  • interloper

    At the risk of contradicting your post, the new legislation does not empower people to shoot intruders.
    It just codifies the common law approach which was that a home owner is entitled to use reasonable force in the defense of themselves and their home.
    They key word here is reasonable.
    The courts in Ireland and Britain,(not sure what the position is in the US) usually won’t consider lethal force as reasonable unless there is a threat to life.
    That AGSI quote is rubbish; it has never been the position in Ireland that a homeowner or anyone else was compelled to retreat, advised to retreat maybe but never was it considered compulsory.
    Rather in such a situation your expected to act reasonably (retreating usually is the rational action to a housebreaker)
    Incidentally Irish courts use a broad interpretation as to what constitutes reasonable or rational in such high pressure situations. Google the case of Pádraig Nally for an example.
    The new statute was just a vote gathering scheme by our Minister for Justice who seems to be positioning himself for a leadership bid. It will not materially affect the current law to any great extent.
    You will still be expected to account for your actions and may still be charged if the force used was considered excessive (as shooting in all but the most serious cases would be).
    So any day dreams you had of moving here and golf clubbing a burglar to death after a few pints of Guinness should be put right out of your mind.
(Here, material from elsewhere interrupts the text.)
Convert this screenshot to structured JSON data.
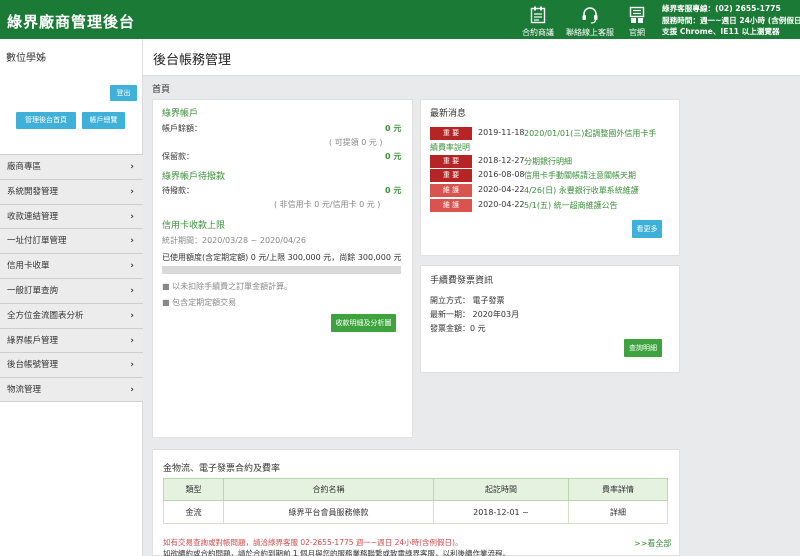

    Also the British Coppers’ discouragement towards prospective have a go heroes is perfectlly sensible.
    The best thing to do if someone breaks into your house is and always has been to try and avoid them.
    Protect yourself and your family by all means but nothing else in your house is worth risking your life for.

  • I have to disagree with several points there Interloper…

    retreating usually is the rational action to a housebreaker…

    Really? Why? How is it a priori rational, rather than trying to actively defend what is yours, unless you are clearly outmatched?

    The best thing to do if someone breaks into your house is and always has been to try and avoid them.
    Protect yourself and your family by all means but nothing else in your house is worth risking your life for.

    I see it very differently. In fact just about everything in my house is not worth a housebreaker risking *their* life for, because if someone invades my house, they are indeed putting their life at risk and unless I find myself at a very significant disadvantage I think it is most definitely worth using every means at my disposal to defend what is mine.

    To put it bluntly, people need to have courage and refuse to back away from bastards who think they can violate your home and take what they want. Unless they have a weapon and you cannot avail yourself of one as well, damn well visit upon them the consequences of their actions. There is nothing irrational about that.